# TASK DIRECTIONS
Look through the listing underneath for "HAMZA", and copy every line that has it.

# DATA FOR THIS EXERCISE
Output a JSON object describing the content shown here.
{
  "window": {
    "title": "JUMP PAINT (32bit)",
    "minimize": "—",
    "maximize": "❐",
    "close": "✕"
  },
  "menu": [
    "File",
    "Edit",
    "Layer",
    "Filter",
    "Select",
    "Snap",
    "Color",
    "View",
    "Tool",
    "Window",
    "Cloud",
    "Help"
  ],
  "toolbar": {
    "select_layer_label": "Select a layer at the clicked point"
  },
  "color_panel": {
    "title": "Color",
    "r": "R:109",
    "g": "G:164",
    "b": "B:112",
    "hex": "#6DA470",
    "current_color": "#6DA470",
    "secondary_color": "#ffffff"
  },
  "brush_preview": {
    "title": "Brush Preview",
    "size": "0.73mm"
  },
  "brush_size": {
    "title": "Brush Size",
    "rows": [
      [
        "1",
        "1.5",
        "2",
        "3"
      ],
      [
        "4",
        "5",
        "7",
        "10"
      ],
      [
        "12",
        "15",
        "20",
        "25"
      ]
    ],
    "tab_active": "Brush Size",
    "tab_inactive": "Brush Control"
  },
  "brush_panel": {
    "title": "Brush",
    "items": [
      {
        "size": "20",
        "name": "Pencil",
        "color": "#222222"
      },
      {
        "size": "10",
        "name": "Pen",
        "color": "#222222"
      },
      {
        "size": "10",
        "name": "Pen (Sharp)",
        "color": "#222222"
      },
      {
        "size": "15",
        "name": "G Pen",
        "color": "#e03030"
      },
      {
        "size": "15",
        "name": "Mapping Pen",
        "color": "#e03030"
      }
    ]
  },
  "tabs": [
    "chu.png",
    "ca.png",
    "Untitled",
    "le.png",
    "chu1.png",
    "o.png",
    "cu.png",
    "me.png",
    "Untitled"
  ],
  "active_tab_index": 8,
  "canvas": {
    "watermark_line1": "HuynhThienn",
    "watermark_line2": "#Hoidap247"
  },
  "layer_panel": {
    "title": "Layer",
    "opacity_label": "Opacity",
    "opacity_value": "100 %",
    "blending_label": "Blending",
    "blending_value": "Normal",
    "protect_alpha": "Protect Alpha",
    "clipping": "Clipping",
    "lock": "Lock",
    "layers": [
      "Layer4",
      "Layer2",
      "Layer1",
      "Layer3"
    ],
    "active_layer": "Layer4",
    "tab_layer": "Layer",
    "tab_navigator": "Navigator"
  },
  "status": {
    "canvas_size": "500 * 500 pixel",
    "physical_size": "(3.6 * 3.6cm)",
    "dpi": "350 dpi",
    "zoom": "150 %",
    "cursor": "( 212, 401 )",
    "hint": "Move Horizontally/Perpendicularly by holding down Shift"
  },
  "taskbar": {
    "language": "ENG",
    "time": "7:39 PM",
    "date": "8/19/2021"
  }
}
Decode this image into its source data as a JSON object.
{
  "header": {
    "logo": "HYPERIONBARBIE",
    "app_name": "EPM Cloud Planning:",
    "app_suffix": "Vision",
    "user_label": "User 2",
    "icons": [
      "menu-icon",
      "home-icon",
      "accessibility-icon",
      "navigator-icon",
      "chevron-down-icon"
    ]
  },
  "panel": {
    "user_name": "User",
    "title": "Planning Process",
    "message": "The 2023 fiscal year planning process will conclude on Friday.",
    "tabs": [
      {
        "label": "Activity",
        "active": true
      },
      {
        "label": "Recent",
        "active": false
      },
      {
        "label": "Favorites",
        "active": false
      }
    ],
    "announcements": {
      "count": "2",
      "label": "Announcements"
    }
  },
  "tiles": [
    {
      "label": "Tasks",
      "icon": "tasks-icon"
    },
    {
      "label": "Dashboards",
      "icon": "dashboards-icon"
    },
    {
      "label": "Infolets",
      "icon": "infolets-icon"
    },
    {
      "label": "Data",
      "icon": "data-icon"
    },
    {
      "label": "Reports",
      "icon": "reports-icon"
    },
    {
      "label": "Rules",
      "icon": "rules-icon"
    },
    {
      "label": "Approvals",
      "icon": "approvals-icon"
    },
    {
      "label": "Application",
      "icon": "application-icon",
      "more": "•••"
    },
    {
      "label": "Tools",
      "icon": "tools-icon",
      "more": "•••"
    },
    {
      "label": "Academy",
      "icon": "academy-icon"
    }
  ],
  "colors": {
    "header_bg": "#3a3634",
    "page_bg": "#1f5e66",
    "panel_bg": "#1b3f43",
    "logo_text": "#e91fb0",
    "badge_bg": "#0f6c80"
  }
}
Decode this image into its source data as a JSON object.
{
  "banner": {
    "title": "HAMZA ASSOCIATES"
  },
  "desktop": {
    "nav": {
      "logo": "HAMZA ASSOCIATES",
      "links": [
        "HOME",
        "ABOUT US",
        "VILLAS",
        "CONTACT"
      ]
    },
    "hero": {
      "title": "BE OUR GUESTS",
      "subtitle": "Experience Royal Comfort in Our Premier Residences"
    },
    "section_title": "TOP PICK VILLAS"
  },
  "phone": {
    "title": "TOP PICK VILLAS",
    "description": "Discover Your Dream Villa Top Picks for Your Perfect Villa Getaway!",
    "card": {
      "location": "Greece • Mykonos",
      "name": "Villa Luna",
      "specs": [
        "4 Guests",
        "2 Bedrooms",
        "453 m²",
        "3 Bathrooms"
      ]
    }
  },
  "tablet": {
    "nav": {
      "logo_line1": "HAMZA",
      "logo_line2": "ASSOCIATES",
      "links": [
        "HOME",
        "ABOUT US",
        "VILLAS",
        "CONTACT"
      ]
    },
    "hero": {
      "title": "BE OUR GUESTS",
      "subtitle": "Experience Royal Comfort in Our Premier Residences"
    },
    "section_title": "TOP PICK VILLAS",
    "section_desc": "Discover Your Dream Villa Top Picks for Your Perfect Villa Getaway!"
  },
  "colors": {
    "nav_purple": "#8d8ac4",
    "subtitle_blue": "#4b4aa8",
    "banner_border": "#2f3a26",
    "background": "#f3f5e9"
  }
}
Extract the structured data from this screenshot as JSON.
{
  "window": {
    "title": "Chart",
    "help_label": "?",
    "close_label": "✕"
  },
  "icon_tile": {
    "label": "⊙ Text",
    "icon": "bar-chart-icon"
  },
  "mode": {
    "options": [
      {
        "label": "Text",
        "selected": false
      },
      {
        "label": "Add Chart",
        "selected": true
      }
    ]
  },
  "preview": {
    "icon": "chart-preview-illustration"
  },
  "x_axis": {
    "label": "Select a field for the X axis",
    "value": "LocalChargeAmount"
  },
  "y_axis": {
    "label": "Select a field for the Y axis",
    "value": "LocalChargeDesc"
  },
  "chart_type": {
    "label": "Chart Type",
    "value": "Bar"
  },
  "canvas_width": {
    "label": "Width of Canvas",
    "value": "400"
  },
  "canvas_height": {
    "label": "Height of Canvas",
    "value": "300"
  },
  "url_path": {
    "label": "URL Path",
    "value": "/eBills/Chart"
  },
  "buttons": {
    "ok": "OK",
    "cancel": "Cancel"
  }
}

# TASK SOLUTION
    "title": "HAMZA ASSOCIATES"
      "logo": "HAMZA ASSOCIATES",
      "logo_line1": "HAMZA",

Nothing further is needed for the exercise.